### Your task
Give back each record precisely, pictures excluded.

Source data
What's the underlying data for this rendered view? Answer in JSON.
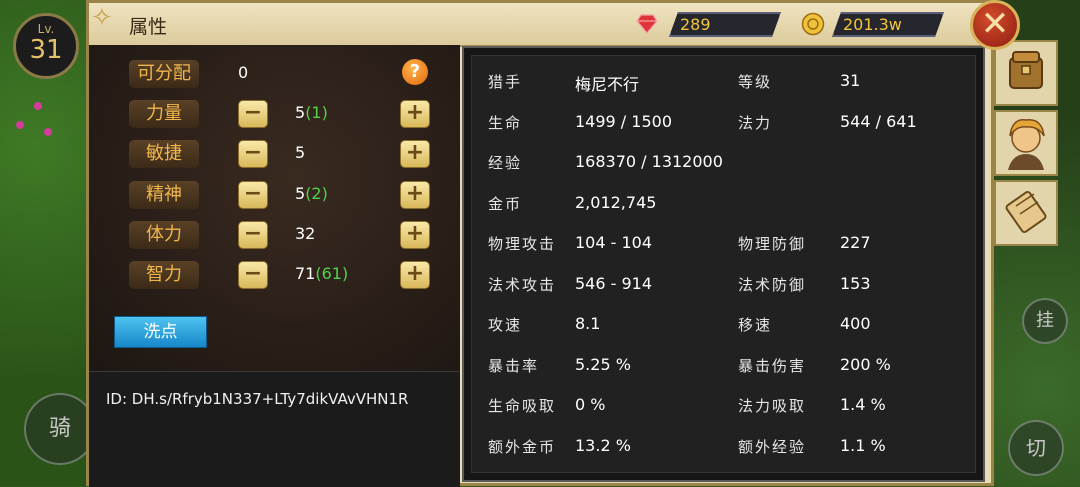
{
  "player": {
    "level_label": "Lv.",
    "level": "31"
  },
  "panel": {
    "title": "属性"
  },
  "currency": {
    "gems": "289",
    "gold": "201.3w"
  },
  "attributes": {
    "unassigned_label": "可分配",
    "unassigned_value": "0",
    "rows": [
      {
        "label": "力量",
        "base": "5",
        "bonus": "(1)"
      },
      {
        "label": "敏捷",
        "base": "5",
        "bonus": ""
      },
      {
        "label": "精神",
        "base": "5",
        "bonus": "(2)"
      },
      {
        "label": "体力",
        "base": "32",
        "bonus": ""
      },
      {
        "label": "智力",
        "base": "71",
        "bonus": "(61)"
      }
    ],
    "minus_glyph": "−",
    "plus_glyph": "+",
    "reset_label": "洗点",
    "help_glyph": "?"
  },
  "id_line": "ID:   DH.s/Rfryb1N337+LTy7dikVAvVHN1R",
  "stats": [
    {
      "label": "猎手",
      "value": "梅尼不行"
    },
    {
      "label": "等级",
      "value": "31"
    },
    {
      "label": "生命",
      "value": "1499 / 1500"
    },
    {
      "label": "法力",
      "value": "544 / 641"
    },
    {
      "label": "经验",
      "value": "168370 / 1312000"
    },
    {
      "label": "金币",
      "value": "2,012,745"
    },
    {
      "label": "物理攻击",
      "value": "104 - 104"
    },
    {
      "label": "物理防御",
      "value": "227"
    },
    {
      "label": "法术攻击",
      "value": "546 - 914"
    },
    {
      "label": "法术防御",
      "value": "153"
    },
    {
      "label": "攻速",
      "value": "8.1"
    },
    {
      "label": "移速",
      "value": "400"
    },
    {
      "label": "暴击率",
      "value": "5.25 %"
    },
    {
      "label": "暴击伤害",
      "value": "200 %"
    },
    {
      "label": "生命吸取",
      "value": "0 %"
    },
    {
      "label": "法力吸取",
      "value": "1.4 %"
    },
    {
      "label": "额外金币",
      "value": "13.2 %"
    },
    {
      "label": "额外经验",
      "value": "1.1 %"
    }
  ],
  "controls": {
    "ride": "骑",
    "hang": "挂",
    "switch": "切"
  },
  "icons": {
    "gem": "ruby-gem-icon",
    "gold": "gold-coin-icon",
    "close": "close-crossed-swords-icon",
    "bag": "bag-icon",
    "hero": "hero-portrait-icon",
    "scroll": "scroll-icon"
  },
  "colors": {
    "panel": "#e9dcb4",
    "accent_gold": "#f2c53a",
    "bonus_green": "#4fd44a",
    "reset_blue": "#1787c9"
  }
}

### Result of the exercise
What's the underlying data for this rendered view? Answer in JSON.
{
  "player": {
    "level_label": "Lv.",
    "level": "31"
  },
  "panel": {
    "title": "属性"
  },
  "currency": {
    "gems": "289",
    "gold": "201.3w"
  },
  "attributes": {
    "unassigned_label": "可分配",
    "unassigned_value": "0",
    "rows": [
      {
        "label": "力量",
        "base": "5",
        "bonus": "(1)"
      },
      {
        "label": "敏捷",
        "base": "5",
        "bonus": ""
      },
      {
        "label": "精神",
        "base": "5",
        "bonus": "(2)"
      },
      {
        "label": "体力",
        "base": "32",
        "bonus": ""
      },
      {
        "label": "智力",
        "base": "71",
        "bonus": "(61)"
      }
    ],
    "minus_glyph": "−",
    "plus_glyph": "+",
    "reset_label": "洗点",
    "help_glyph": "?"
  },
  "id_line": "ID:   DH.s/Rfryb1N337+LTy7dikVAvVHN1R",
  "stats": [
    {
      "label": "猎手",
      "value": "梅尼不行"
    },
    {
      "label": "等级",
      "value": "31"
    },
    {
      "label": "生命",
      "value": "1499 / 1500"
    },
    {
      "label": "法力",
      "value": "544 / 641"
    },
    {
      "label": "经验",
      "value": "168370 / 1312000"
    },
    {
      "label": "金币",
      "value": "2,012,745"
    },
    {
      "label": "物理攻击",
      "value": "104 - 104"
    },
    {
      "label": "物理防御",
      "value": "227"
    },
    {
      "label": "法术攻击",
      "value": "546 - 914"
    },
    {
      "label": "法术防御",
      "value": "153"
    },
    {
      "label": "攻速",
      "value": "8.1"
    },
    {
      "label": "移速",
      "value": "400"
    },
    {
      "label": "暴击率",
      "value": "5.25 %"
    },
    {
      "label": "暴击伤害",
      "value": "200 %"
    },
    {
      "label": "生命吸取",
      "value": "0 %"
    },
    {
      "label": "法力吸取",
      "value": "1.4 %"
    },
    {
      "label": "额外金币",
      "value": "13.2 %"
    },
    {
      "label": "额外经验",
      "value": "1.1 %"
    }
  ],
  "controls": {
    "ride": "骑",
    "hang": "挂",
    "switch": "切"
  },
  "icons": {
    "gem": "ruby-gem-icon",
    "gold": "gold-coin-icon",
    "close": "close-crossed-swords-icon",
    "bag": "bag-icon",
    "hero": "hero-portrait-icon",
    "scroll": "scroll-icon"
  },
  "colors": {
    "panel": "#e9dcb4",
    "accent_gold": "#f2c53a",
    "bonus_green": "#4fd44a",
    "reset_blue": "#1787c9"
  }
}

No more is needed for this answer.